One of the characters that readers really enjoyed was an angry teddy bear/mercenary named “Fang”. This short scene is Fang’s debut! The angry bear is a stowaway on board the ship, and he’s facing off against a feline robot.


Deep within the bowels of the cruiser, a small bear-like creature crawled through a grimy pipe and dropped down through a narrow opening. He wiggled his way down, down, down until he landed on the floor of a sooty vent.

The animal bared his teeth, hunting for signs of the enemy, but could not see his prey.

Turning a corner, he came face-to-face with a cat. It nudged its cool body against him and purred.

The mechanical noise grated his ears. It wasn’t a cat, it was cat-like. A robo-cat. And it was colored a bizarre shade. Watered down red. No, pink. An albino cat?

“Out of my way,” the creature hissed. “You will move for Fang.”

A clicking sound. Then, a high-pitched squeal. An antenna poked out of the metallic cat’s mouth, its red tip blinked urgently.

“Move. Now.”

The small bear stepped forward, but the robo-cat would not budge.

“Stupid cat.” Fang grabbed the robo-cat’s antenna and yanked back hard. The pink robot yelped in pain, its head spun faster and faster until a thin plume of smoke escaped from its pointy ears. Crouching low, Fang swept his foot and knocked the cat on its back. Then, the creature pulled out the robo-cat’s leg and beat its rosy body with it until he was satisfied.

It was an empty victory.

Redwing’s Gambit is available at DriveThruFiction.com.

Next Posts




Monica Valentinelli > Books & Stories

Looking for Monica’s books and games that are still in print?
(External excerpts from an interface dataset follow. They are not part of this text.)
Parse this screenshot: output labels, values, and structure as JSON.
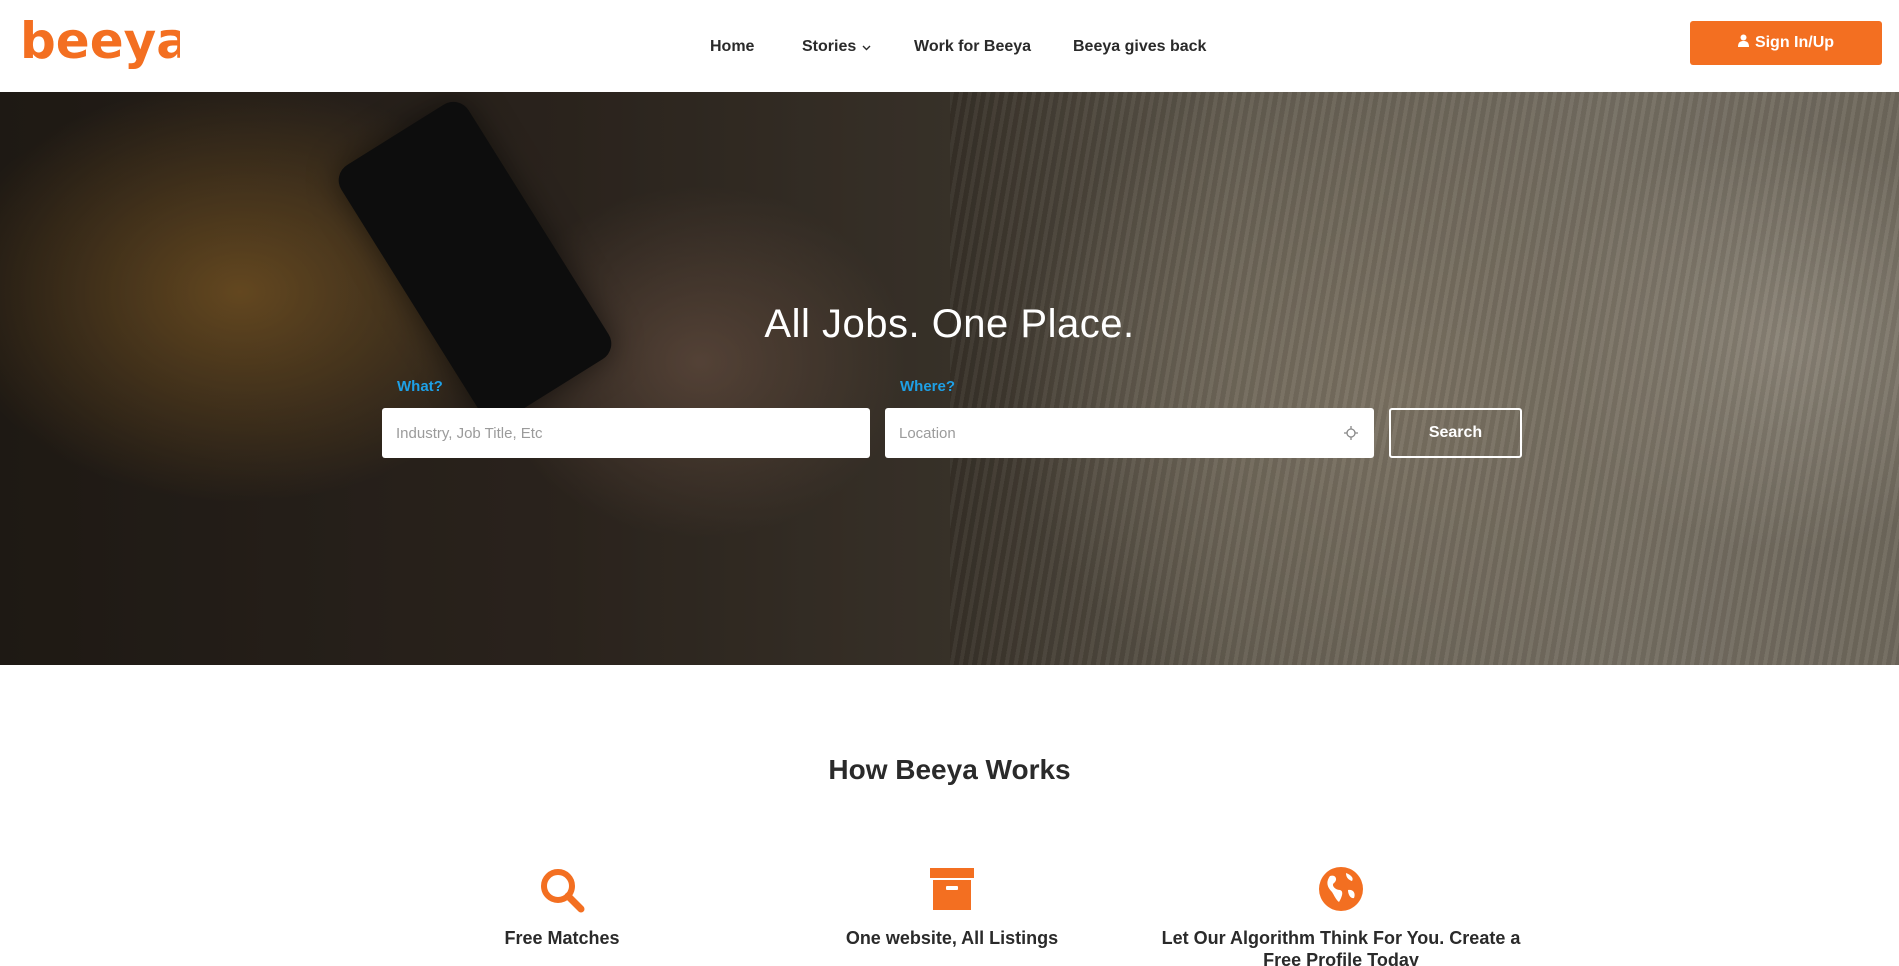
{
  "brand": {
    "logo_text": "beeya",
    "accent_color": "#f36f21"
  },
  "nav": {
    "items": [
      {
        "label": "Home"
      },
      {
        "label": "Stories",
        "has_dropdown": true
      },
      {
        "label": "Work for Beeya"
      },
      {
        "label": "Beeya gives back"
      }
    ],
    "signin_label": "Sign In/Up",
    "signin_icon": "user-icon"
  },
  "hero": {
    "title": "All Jobs. One Place.",
    "what_label": "What?",
    "what_placeholder": "Industry, Job Title, Etc",
    "what_value": "",
    "where_label": "Where?",
    "where_placeholder": "Location",
    "where_value": "",
    "where_icon": "locate-icon",
    "search_label": "Search",
    "label_color": "#1ea0e6"
  },
  "how_it_works": {
    "title": "How Beeya Works",
    "features": [
      {
        "icon": "search-icon",
        "title": "Free Matches"
      },
      {
        "icon": "archive-box-icon",
        "title": "One website, All Listings"
      },
      {
        "icon": "globe-icon",
        "title": "Let Our Algorithm Think For You. Create a Free Profile Today"
      }
    ]
  }
}
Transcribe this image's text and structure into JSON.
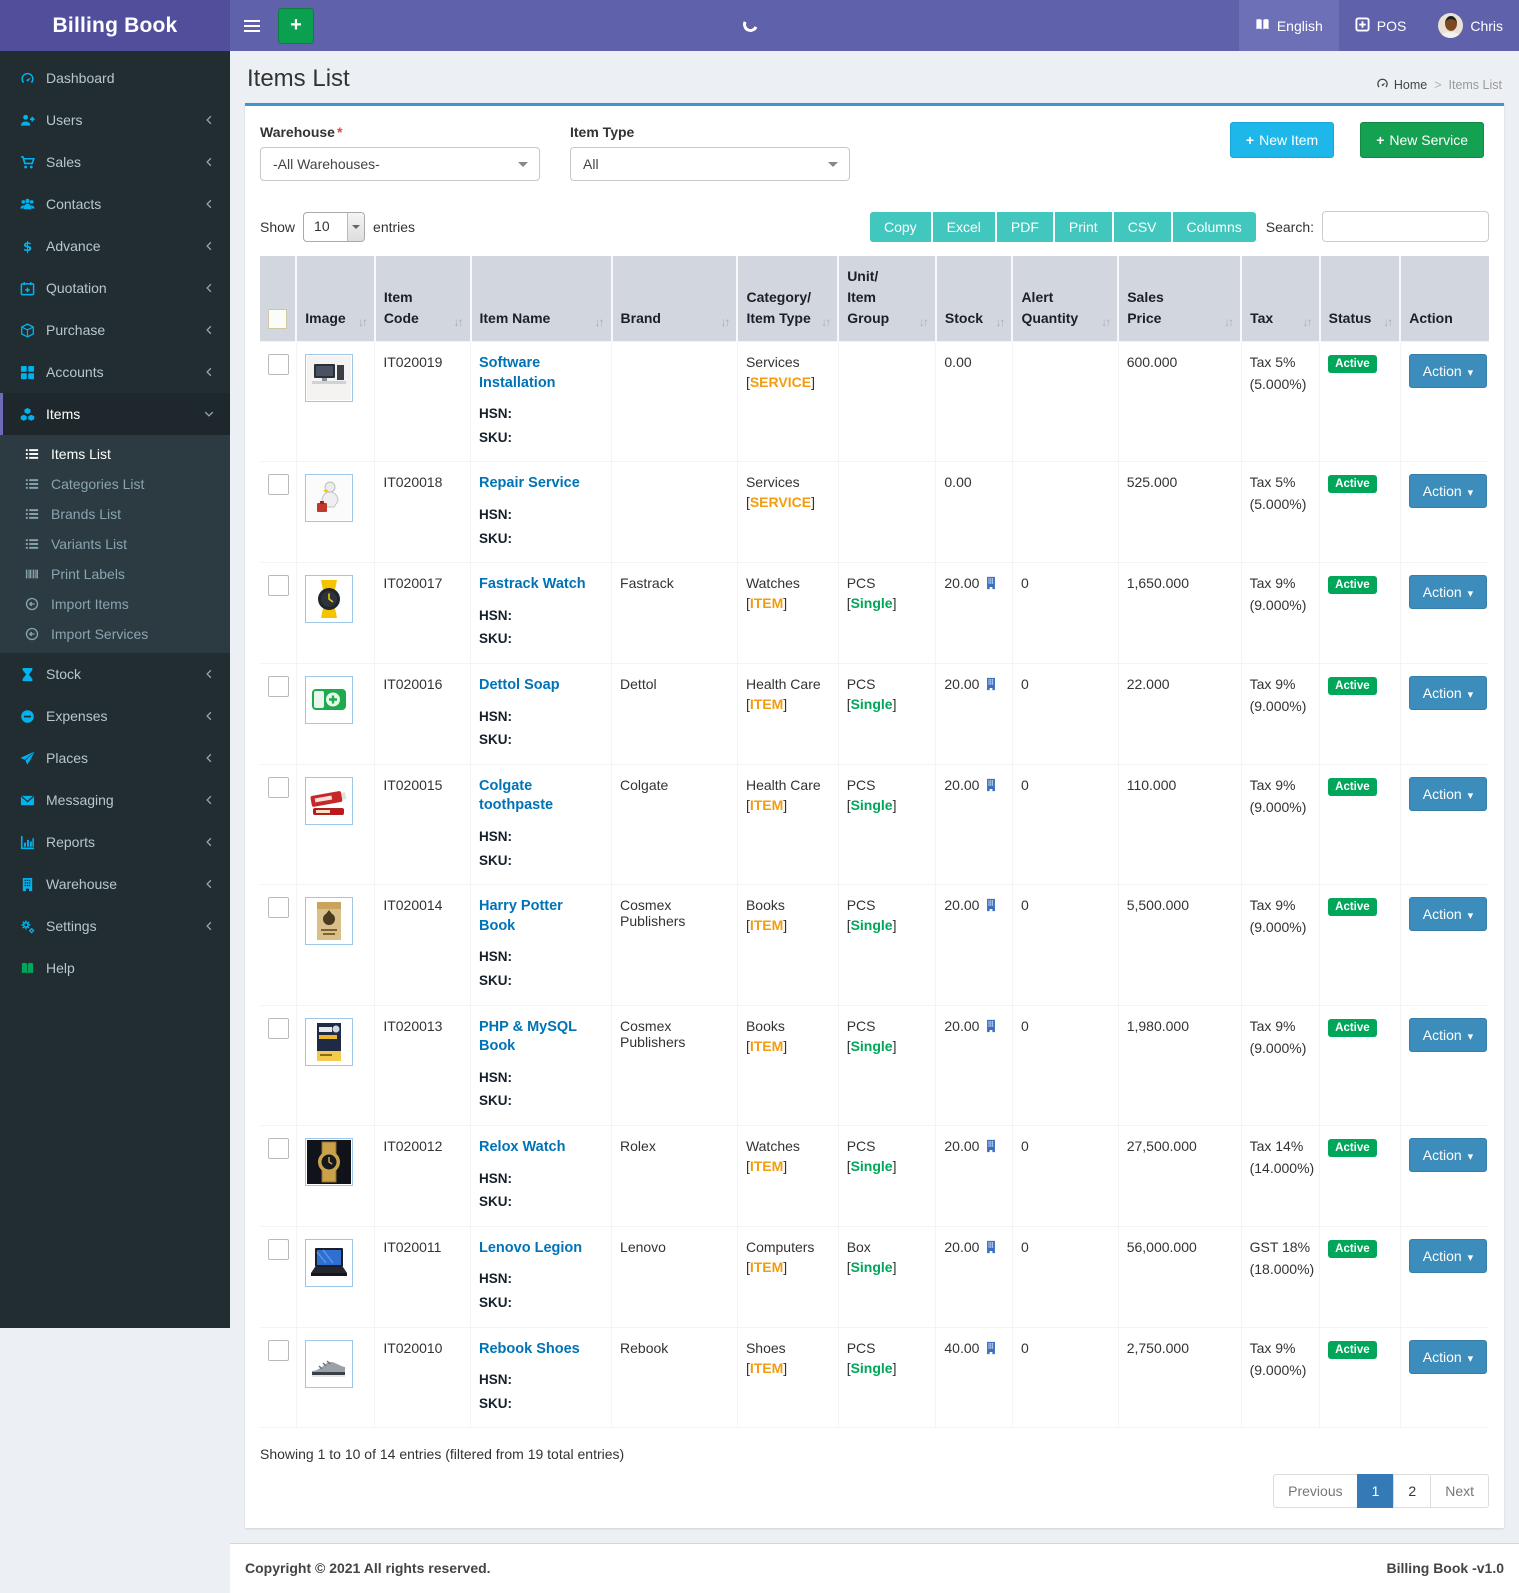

Visit Monica Valentinelli on Amazon’s Author Central or a bookstore and game store near you.

Subscribe to Monica’s Newsletter






Subscribe
* indicates required



Back to Top